ISLAMABAD: Prominent lawyer Asma Jehangir has categorically stated that she has ‘no confidence’ in the judicial commission constituted by the Supreme Court to investigate the memogate scandal and refused to represent former ambassador to the US Husain Haqqani in the case.
“I quit as Haqqani’s lawyer but my client will pursue his case,” Ms Jehangir told Dawn on Sunday. “This is the court’s order and we have to follow it but I told (Haqqani) to engage some other lawyer.”
The development is likely to trigger a new debate in political and judicial circles.
The judicial commission will hold its first meeting on Monday in the Islamabad High Court building. It has sent notices to seven people, including ISI Director General Maj Gen Ahmed Shuja Pasha, Husain Haqqani, Asma Jehangir and Pakistani-American businessman Mansoor Ijaz to appear before it.
Mansoor Ijaz claims to have delivered a memo to US military chief Gen Mike Mullen in May last year at the behest of Mr Haqqani and the government of Pakistan to avert a military coup.
Ms Jehangir said she had asked her client (Haqqani) to find another lawyer to plead his case in the Supreme Court and appear before the judicial commission.
A nine-judge bench of the Supreme Court headed by Chief Justice Iftikhar Chaudhry formed a commission on Friday headed by Balochistan High Court’s Chief Justice Qazi Faez Isa. Chief justices of the high courts of Islamabad and Sindh are members of the commission.
Ms Jehangir accused the apex court judges of acting as acolytes of the establishment. “If nine judges of the Supreme Court can be (under their influence), then I am sorry to say I cannot have any expectations from the high court judges,” she said.
“Should we close our eyes? Should we allow ourselves to be fooled? I have told my client he can appear before the commission if he wants to, and he will go. I have no confidence at all (in the commission).”
The lawyer said: “She does not have any trust in the commission constituted by the SC and, therefore, I believe that nothing will be gained from it.”
Some legal experts are of the opinion that Asma Jehangir’s decision would have serious implications and may be construed as contempt of court. But Justice (retd) Tariq Mehmood said: “When judgments become public document they can be criticised but now it is up to the Supreme Court that what decision it takes on the statement and decision of Asma Jehangir.”

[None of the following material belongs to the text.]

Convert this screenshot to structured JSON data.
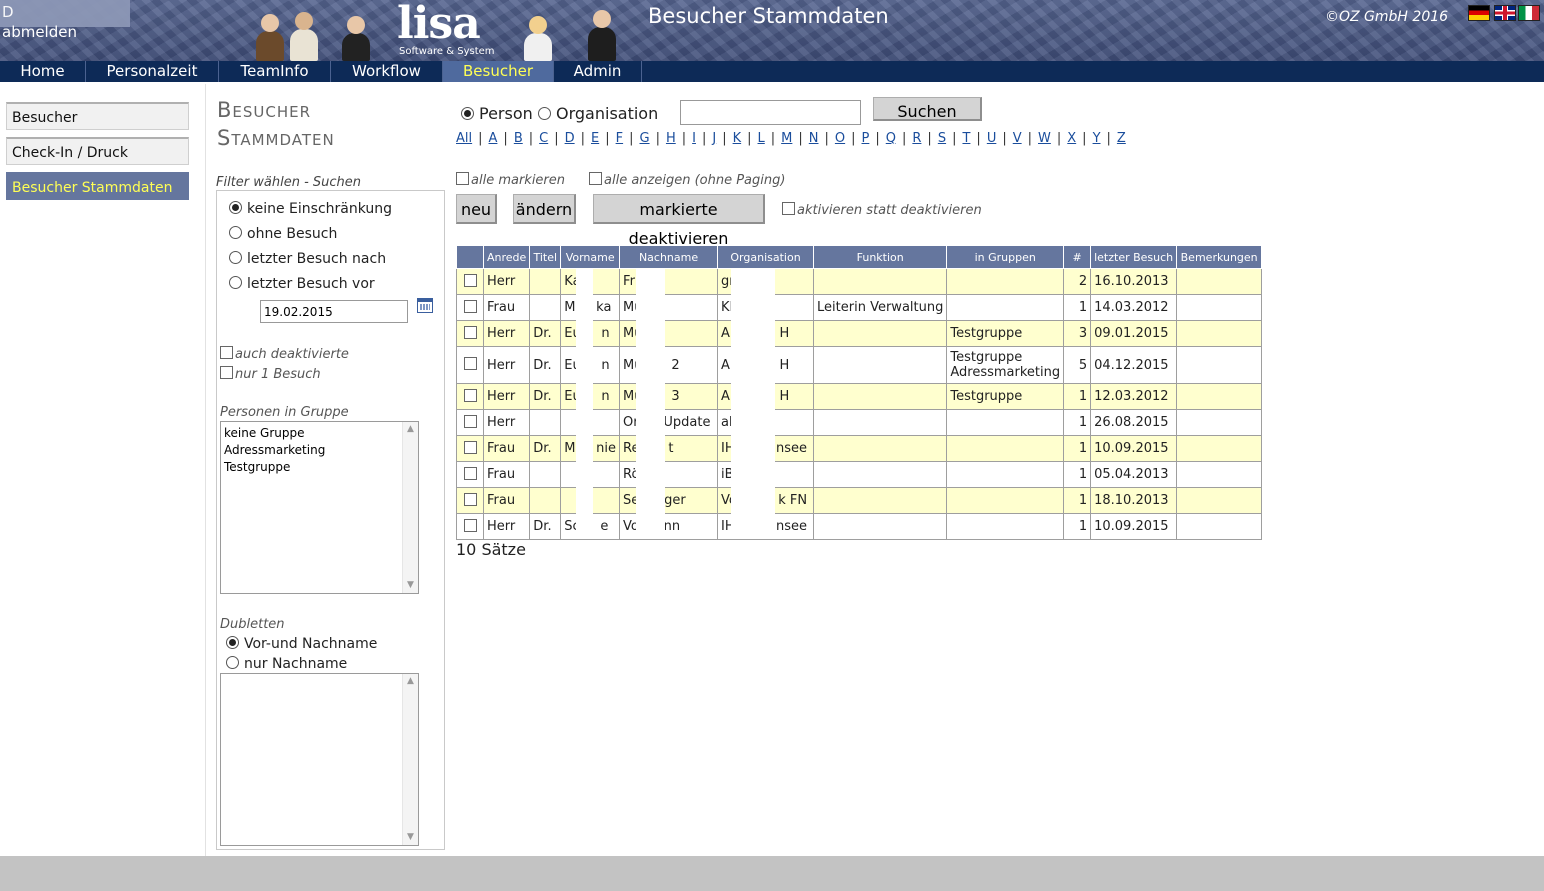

Ms Jehangir has described the SC decision to admit the memo petitions as a ‘black chapter’ in the judiciary’s history. She said the judiciary was restored after an unprecedented struggle with the hope of getting justice, but unfortunately the dream was not fulfilled.
She confirmed reports that Mr Haqqani had sought refuge in the Prime Minister’s House because of fears he could be picked up by the ISI if he lived anywhere else.
“Yes, he has a fear that he can be picked up and tortured by the ISI to get a statement which suits the spy agency.”
Commenting on Asma Jehangir’s statement, Pakistan Muslim League-N spokesman Mushahid Ullah Khan said the court did not decide case in accordance with the will of lawyers.
“She herself had opted to defend Hussain Haqqani in the memo case,” he said.
Former federal minister Sheikh Rashid Ahmed said: “Asma has her own ideology which is known to everyone.”